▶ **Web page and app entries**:
___

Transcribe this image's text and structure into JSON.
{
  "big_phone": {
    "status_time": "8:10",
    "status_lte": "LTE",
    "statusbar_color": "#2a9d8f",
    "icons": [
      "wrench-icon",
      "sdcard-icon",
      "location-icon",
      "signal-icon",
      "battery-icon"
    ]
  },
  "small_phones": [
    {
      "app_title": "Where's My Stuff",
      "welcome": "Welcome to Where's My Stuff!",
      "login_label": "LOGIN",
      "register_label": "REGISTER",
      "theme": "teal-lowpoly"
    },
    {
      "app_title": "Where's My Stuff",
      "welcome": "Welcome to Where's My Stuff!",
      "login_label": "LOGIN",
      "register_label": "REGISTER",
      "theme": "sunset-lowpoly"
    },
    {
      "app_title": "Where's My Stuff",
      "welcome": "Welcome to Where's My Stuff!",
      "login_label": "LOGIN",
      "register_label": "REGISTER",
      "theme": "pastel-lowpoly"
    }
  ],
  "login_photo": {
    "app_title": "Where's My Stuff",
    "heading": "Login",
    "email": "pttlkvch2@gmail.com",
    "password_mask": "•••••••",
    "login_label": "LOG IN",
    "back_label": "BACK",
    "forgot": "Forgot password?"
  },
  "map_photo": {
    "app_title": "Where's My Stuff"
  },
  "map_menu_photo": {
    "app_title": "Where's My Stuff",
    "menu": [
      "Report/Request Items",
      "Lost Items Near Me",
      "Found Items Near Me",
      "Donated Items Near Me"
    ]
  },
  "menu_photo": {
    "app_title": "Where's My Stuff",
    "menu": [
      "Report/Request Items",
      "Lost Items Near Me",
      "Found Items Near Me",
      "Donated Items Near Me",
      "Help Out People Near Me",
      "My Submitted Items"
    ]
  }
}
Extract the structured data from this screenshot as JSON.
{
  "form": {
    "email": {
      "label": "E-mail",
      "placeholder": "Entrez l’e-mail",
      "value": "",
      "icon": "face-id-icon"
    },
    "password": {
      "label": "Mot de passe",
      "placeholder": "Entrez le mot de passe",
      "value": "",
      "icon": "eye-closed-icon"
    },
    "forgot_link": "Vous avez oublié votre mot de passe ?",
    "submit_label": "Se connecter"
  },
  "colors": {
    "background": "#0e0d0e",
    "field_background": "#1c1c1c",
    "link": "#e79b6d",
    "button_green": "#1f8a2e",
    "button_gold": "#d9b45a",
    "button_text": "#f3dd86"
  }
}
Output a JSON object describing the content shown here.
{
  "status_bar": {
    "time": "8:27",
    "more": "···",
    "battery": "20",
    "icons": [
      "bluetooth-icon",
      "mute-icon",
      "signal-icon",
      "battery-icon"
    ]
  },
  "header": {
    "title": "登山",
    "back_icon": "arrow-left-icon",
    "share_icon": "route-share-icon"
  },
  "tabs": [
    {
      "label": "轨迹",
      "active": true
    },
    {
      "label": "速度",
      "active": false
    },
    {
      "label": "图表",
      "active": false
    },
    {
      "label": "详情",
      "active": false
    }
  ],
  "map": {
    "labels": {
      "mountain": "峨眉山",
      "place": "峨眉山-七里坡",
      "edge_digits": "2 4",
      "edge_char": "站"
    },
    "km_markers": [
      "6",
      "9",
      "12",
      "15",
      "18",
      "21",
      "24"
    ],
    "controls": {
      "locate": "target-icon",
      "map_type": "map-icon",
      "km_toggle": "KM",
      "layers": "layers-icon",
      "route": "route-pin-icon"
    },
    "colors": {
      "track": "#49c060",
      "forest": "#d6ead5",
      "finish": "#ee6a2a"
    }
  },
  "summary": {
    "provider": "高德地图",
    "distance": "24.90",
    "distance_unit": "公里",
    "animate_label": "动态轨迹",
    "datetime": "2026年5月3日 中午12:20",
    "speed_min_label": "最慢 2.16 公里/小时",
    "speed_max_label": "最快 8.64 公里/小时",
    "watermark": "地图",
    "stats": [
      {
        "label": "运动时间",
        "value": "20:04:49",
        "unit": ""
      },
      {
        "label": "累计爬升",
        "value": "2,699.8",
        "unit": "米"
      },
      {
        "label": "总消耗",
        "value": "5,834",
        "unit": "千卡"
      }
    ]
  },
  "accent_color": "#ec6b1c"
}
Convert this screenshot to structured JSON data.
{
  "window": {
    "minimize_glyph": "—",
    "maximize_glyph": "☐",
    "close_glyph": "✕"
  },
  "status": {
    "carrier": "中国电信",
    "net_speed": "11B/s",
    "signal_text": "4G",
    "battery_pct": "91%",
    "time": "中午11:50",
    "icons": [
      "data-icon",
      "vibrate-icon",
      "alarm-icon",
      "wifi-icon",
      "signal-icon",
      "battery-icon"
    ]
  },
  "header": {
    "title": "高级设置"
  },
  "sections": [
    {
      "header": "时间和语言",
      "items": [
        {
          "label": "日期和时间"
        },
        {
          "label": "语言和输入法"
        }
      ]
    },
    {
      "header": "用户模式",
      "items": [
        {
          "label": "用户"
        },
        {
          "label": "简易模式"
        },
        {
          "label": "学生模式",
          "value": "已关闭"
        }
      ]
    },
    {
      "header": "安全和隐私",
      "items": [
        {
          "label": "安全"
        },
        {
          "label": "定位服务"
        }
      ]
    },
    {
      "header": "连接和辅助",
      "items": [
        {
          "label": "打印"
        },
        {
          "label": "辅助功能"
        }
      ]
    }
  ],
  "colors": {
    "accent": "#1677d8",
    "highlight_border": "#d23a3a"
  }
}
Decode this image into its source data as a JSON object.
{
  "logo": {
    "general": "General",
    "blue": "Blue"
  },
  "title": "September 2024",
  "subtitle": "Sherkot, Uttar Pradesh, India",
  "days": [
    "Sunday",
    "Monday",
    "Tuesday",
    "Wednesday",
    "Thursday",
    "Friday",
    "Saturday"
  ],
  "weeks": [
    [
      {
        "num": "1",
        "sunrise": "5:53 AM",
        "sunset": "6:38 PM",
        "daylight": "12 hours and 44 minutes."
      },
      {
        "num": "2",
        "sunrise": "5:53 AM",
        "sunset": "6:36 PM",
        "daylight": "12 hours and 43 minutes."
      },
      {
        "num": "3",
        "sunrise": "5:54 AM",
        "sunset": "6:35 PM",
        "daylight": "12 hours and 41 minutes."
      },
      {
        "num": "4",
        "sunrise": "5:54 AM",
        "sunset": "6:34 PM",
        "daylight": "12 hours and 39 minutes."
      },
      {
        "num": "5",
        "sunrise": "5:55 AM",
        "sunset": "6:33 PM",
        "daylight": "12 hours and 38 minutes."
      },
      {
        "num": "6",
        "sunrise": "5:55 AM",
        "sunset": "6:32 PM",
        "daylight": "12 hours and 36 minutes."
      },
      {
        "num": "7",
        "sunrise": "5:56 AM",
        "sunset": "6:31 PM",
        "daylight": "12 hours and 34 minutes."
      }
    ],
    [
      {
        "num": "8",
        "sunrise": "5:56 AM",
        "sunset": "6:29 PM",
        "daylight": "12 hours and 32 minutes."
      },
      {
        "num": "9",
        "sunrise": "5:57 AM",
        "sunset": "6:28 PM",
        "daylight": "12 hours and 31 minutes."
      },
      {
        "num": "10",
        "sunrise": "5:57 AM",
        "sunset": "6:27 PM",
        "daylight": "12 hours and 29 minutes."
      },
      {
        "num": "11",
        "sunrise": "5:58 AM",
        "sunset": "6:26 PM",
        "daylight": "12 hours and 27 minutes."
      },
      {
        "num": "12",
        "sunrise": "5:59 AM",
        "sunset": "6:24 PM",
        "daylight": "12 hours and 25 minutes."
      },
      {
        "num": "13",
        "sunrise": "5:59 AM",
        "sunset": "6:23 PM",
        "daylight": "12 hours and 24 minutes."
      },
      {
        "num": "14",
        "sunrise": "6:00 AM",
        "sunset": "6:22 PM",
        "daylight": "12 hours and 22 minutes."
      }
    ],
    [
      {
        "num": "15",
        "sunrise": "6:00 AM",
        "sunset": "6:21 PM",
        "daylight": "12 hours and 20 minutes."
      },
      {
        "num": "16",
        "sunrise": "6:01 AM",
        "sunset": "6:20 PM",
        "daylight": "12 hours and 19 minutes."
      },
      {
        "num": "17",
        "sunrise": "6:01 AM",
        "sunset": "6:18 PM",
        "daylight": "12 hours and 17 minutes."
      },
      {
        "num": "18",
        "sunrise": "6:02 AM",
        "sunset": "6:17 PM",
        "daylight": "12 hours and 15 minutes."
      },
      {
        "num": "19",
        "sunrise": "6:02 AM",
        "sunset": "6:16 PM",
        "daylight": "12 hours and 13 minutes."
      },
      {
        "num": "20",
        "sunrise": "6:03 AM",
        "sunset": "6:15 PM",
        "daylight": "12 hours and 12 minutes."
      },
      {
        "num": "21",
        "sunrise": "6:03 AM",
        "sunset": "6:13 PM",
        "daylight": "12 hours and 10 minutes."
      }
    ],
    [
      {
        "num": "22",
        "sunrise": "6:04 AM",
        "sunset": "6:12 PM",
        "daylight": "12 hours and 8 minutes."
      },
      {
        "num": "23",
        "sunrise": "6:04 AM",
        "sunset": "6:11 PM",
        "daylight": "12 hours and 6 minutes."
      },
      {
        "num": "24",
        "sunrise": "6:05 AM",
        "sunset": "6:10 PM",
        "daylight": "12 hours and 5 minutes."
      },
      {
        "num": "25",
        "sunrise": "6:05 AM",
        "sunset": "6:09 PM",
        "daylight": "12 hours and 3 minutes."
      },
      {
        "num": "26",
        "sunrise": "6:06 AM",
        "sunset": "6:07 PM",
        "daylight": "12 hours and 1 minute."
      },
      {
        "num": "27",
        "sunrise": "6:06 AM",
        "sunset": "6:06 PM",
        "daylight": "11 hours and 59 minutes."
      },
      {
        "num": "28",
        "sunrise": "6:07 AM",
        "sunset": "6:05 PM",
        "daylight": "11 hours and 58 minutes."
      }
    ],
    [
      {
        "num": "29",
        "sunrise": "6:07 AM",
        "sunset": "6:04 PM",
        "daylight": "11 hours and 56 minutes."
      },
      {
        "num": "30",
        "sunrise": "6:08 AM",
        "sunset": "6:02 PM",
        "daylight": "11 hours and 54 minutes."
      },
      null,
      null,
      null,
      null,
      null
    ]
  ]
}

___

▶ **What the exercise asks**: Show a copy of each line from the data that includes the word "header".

▶ **Written solution**:
  "header": {
  "header": {
      "header": "时间和语言",
      "header": "用户模式",
      "header": "安全和隐私",
      "header": "连接和辅助",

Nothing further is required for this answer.